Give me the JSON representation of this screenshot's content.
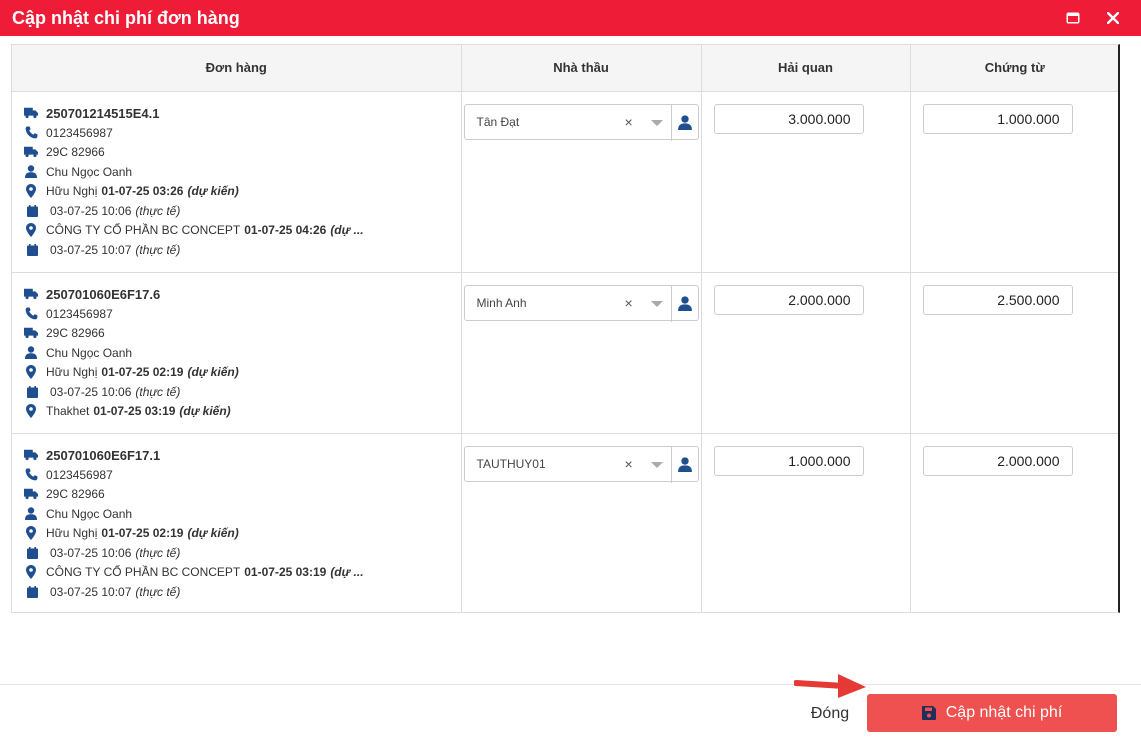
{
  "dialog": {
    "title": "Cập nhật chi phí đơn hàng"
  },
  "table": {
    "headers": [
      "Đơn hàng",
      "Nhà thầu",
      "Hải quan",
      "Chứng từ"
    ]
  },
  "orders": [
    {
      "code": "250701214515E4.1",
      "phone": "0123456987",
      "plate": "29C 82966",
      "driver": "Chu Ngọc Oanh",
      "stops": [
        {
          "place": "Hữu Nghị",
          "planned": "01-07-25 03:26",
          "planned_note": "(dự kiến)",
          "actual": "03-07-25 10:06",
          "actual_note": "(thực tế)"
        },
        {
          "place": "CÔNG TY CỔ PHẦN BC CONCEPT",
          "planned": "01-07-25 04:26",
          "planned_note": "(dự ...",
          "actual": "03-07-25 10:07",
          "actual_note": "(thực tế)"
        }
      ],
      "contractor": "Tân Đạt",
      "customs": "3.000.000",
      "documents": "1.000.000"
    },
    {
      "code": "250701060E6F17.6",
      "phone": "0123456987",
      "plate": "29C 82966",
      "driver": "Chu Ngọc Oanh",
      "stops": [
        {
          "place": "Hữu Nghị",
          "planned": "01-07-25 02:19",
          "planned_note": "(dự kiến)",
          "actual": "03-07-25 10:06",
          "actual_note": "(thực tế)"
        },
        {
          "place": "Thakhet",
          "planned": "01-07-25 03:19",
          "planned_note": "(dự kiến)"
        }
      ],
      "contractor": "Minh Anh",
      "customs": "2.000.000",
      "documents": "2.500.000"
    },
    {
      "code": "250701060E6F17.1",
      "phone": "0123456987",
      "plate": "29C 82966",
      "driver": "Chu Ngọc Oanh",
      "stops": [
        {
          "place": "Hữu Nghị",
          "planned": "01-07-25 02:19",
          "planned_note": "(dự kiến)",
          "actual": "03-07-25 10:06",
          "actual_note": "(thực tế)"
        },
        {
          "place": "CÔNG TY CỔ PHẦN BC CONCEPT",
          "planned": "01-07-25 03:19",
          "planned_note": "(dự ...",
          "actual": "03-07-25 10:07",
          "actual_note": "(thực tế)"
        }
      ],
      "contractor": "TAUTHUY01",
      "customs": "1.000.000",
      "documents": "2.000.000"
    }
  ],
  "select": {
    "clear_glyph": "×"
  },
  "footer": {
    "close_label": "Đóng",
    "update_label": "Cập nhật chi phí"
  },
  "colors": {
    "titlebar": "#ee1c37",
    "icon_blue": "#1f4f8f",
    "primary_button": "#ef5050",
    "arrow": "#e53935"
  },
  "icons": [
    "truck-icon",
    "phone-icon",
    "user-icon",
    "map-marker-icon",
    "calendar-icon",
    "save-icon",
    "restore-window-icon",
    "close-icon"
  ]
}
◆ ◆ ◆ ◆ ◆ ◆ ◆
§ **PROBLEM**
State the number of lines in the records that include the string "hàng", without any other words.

§ **WRITTEN SOLUTION**
2